Failure to comply with 72-5438 constitutes a violation of due process. See Hachiya v. U.S.D. No. 307, 242 Kan. 572, 581, 750 P.2d 383 (1988). As a result, the fact the school district would have been justified in terminating Rettie's contract–or in finding the contract void–is immaterial. The purpose of the Act is designed to protect tenured teachers from unjust dismissal. This purpose cannot be achieved if a teacher's contract may be unilaterally terminated without proper notice and the opportunity for the teacher to have a hearing at which he or she may provide a defense. See Baughman, 27 Kan. App. 2d at 891.
In Wertz, our Supreme Court held:
"The school board has argued that the trial in the district court amounted to a due process hearing in which the court found justifiable cause for termination. The thrust of the argument being that such a determination removes any liability of the board for wages after the wrongful termination of the contract. We cannot agree. Constitutional due process in this case required a hearing by the school board before the discharge. The trial in district court was brought by the teacher to enforce his property right which we have determined was violated and which gave rise to the action in the district court. The district court's decision denying relief was based upon the faulty premise that the issue presented was limited to whether the discharge was justifiable. Instead, the issue presented to the court was whether the board had violated a protected right to constitutional due process." 218 Kan. at 32-33.
Similarly, although Rettie failed to meet an essential requirement of employment, i.e., possessing a valid teacher's certificate, she could not be deprived of her property interest in continued employment without the due process provided by the Act, regardless of the strength of the grounds for terminating that employment.

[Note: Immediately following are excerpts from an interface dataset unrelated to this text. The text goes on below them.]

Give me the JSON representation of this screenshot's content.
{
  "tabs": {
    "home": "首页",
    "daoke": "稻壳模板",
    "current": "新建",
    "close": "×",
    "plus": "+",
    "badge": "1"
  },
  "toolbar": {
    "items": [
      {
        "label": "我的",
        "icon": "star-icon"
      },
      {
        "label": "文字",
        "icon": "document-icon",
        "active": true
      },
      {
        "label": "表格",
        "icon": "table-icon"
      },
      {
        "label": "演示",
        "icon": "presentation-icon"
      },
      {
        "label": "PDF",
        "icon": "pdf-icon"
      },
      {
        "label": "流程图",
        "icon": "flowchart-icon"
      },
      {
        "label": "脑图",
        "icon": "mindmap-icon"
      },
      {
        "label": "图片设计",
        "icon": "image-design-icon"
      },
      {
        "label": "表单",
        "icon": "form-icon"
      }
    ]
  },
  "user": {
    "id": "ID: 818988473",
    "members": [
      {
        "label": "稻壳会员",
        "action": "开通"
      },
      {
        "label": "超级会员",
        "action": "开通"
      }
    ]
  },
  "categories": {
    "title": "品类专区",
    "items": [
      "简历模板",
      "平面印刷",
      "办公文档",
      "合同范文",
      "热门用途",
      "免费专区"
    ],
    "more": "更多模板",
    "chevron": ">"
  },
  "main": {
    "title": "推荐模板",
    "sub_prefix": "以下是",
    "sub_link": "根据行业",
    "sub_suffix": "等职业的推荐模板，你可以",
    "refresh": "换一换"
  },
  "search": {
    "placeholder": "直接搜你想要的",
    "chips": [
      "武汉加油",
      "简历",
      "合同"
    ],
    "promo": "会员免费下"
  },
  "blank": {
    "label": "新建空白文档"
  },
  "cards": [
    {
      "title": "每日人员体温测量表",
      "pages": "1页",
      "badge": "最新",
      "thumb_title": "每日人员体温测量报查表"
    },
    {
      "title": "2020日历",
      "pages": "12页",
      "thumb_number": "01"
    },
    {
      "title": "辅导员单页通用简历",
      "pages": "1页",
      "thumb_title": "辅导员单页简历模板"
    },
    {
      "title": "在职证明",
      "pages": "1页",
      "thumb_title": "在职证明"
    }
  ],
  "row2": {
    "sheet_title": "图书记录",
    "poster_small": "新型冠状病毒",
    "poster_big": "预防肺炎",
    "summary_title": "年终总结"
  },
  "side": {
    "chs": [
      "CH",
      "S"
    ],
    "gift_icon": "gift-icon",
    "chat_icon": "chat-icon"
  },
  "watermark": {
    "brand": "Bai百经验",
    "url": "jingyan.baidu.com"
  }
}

In other words, the contract cannot trump the due process policy embodied in the Teachers Due Process Act.
U.S.D. 475's reliance on Garner v. Louisiana State Bd. of Educ., 277 So. 2d 492 (La. App.), rev. denied 279 So. 2d 696 (La. 1973), is misplaced. There, the question involved the process due a teacher holding a temporary teaching certificate. A teacher holding a temporary certificate was terminable at will. 277 So. 2d at 495. The Garner court did not consider whether a tenured teacher could be dismissed without a hearing.
Likewise, U.S.D. 475's reliance on Gamble v. Mills, 483 So. 2d 826 (Fla. App. 1986), is misplaced even though it does involve a tenured teacher. Significant to our discussion, the Gamble court did not hold, as a matter of law, that the employment contract was void at the time the teacher's certificate lapsed. Rather, the court upheld the administrative determination made following a hearing. 483 So. 2d at 828-29.
Instead, we find the reasoning of Giedra v. Mt. Adams Sch. Dist. No. 209, 126 Wash. App. 840, 110 P.3d 232 (2005), rev. denied 156 Wash. 2d 1016 (2006), to be persuasive.
There, two teachers challenged the lack of a due process hearing prior to their dismissals for failure to maintain their certificates. The Giedra court noted the teachers possessed a property interest in continued employment under Washington law. 126 Wash. App. at 845-46. Although it was undisputed that the teachers had allowed their certificates to lapse and that Washington law required teachers to hold a valid teacher's certificate, the court concluded the absence of a valid certificate did not affect the teachers' procedural rights. 126 Wash. App. at 846-47.
Regardless of whether a teacher is obligated to maintain a valid certificate under contract or under state law, the failure to maintain the certificate is grounds for termination. But the Giedra court concluded the school district was obligated to afford the teachers due process before terminating them. The basis for the court's decision in Giedra is the distinction between the substantive right to continued employment and the procedural right to due process in that determination.
We believe Kansas law also recognizes this distinction. See Wertz, 218 Kan. 32-33.
Reversed and remanded for further proceedings.